In addition to CEO candidates from last year's search which landed Apotheker, "there were several [internal] names we considered, but some were not ready," said Lane "I looked at an interim role, as did other board members, but I knew from the beginning that the strongest candidate was Meg.
"She is decisive and a people person," Lane said. "I predict HP employees will get on her side because she is going to get on their side really quickly," he added.
Lane also defended the board against widespread criticism for how it has handled a strong of issues with recent CEOs including Mark Hurd and Carly Fiorina. One reported said the board hired Apotheker last year although most of its members had not met him.
"I'm really proud of this board, I am proud of the individuals on this board and they way they work together," said Lane. "It is our operating execution that needs to improve and we made a decision in meg Whitman to lead us to that performance," he said.

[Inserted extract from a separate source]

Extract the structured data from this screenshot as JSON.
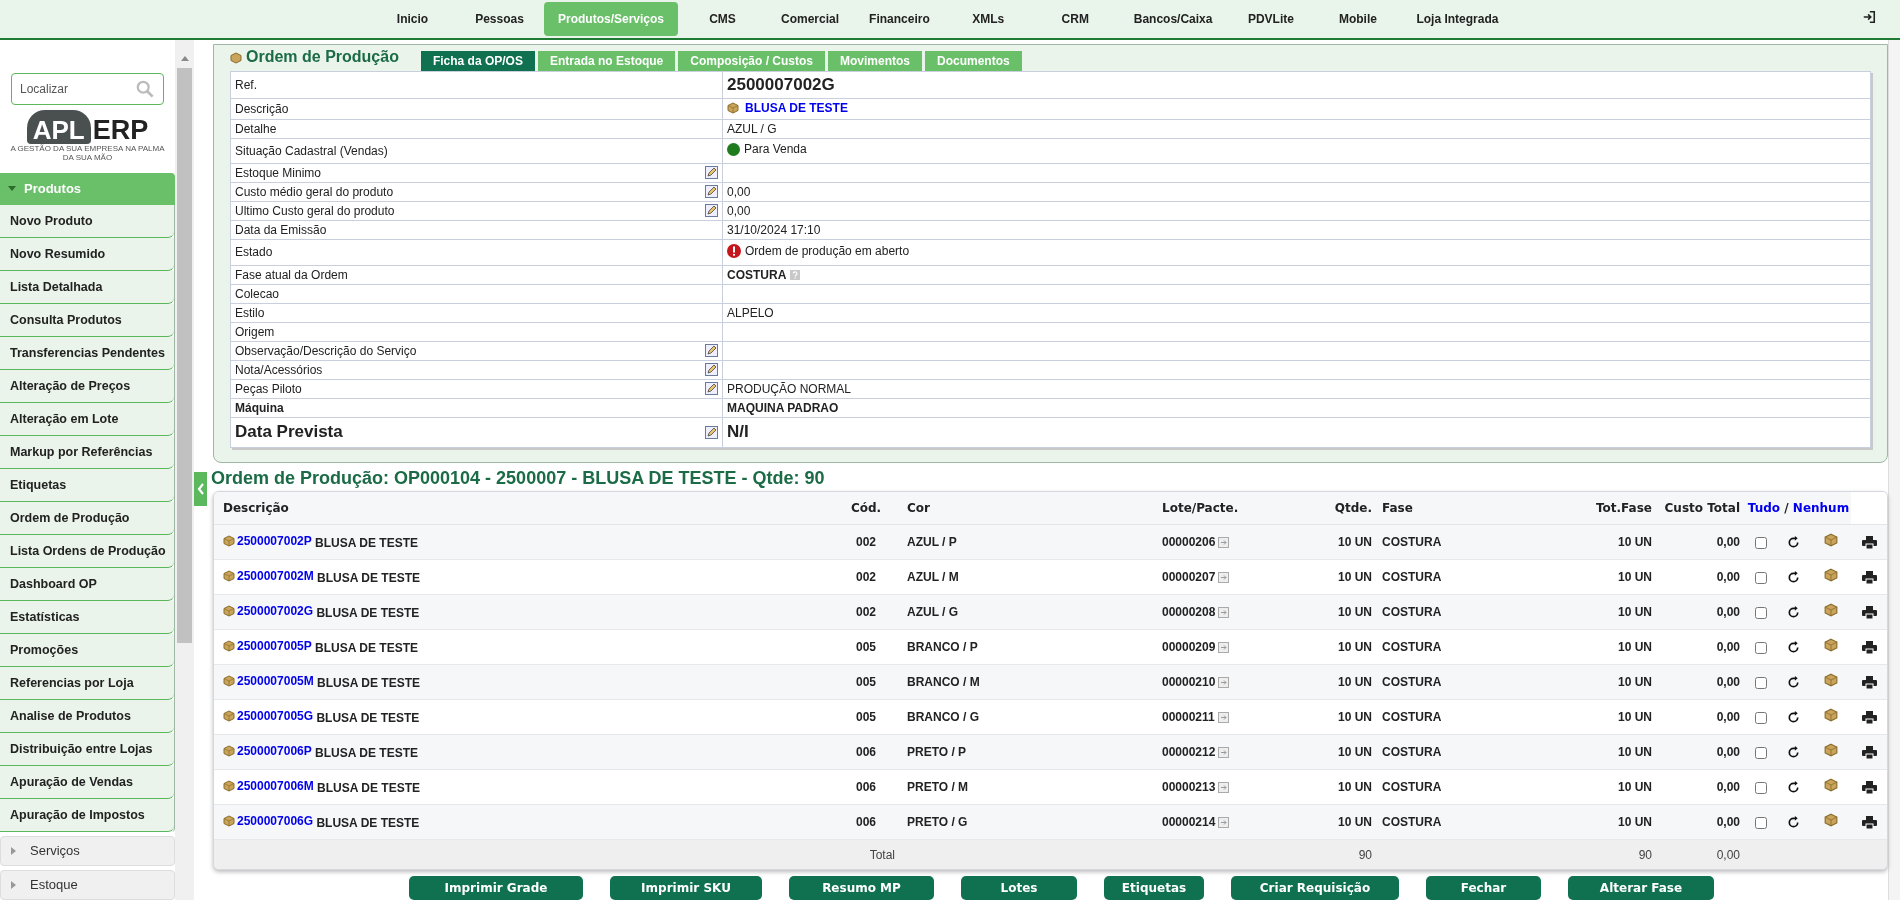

"It's open season to write about this board, but this is not the board that was around for pre-texting and that fired Mark Hurd," he said, noting the HP board added eight new members in this year, including Whitman.
"This board did not select Leo, more than half this board is new since Leo," Lane said. "This is a board that objectively debated whether he was the right person to run this business and we chose someone who has a track record of leadership," he said.
"I can't think of a name I would select outside Meg to lead this company," he added.
Whitman pledged to drive a decision on HP's PC business soon.
"The best thing we can do is get to a decision on PCs as fast as we can," she said. "It's not like fine wine and does not get better with time," she quipped.
"The vast majority of this company is still in the hardware business, and I want to make sure we underscore our commit to the hardware business," she added.
"If [the PC business] cannot be stronger on the outside to deliver better equipment and technology, it stays inside—the same is true of [its position for] investors," added Lane.
Krista Macomber, a research analyst at Technology Business Research, Inc. said HP should retain the PC business. "The synergies between PCs and the rest of HP’s business are positive, giving the company greater scale and allowing it to leverage its sales forces and partnership ecosystem," she said in a report.
Whitman said she has already met with top HP executives, but not rank-and-file employees. "The employees want to be led, this organization has been through a lot and they want very much for this company that is an icon in Silicon Valley to succeed," she said.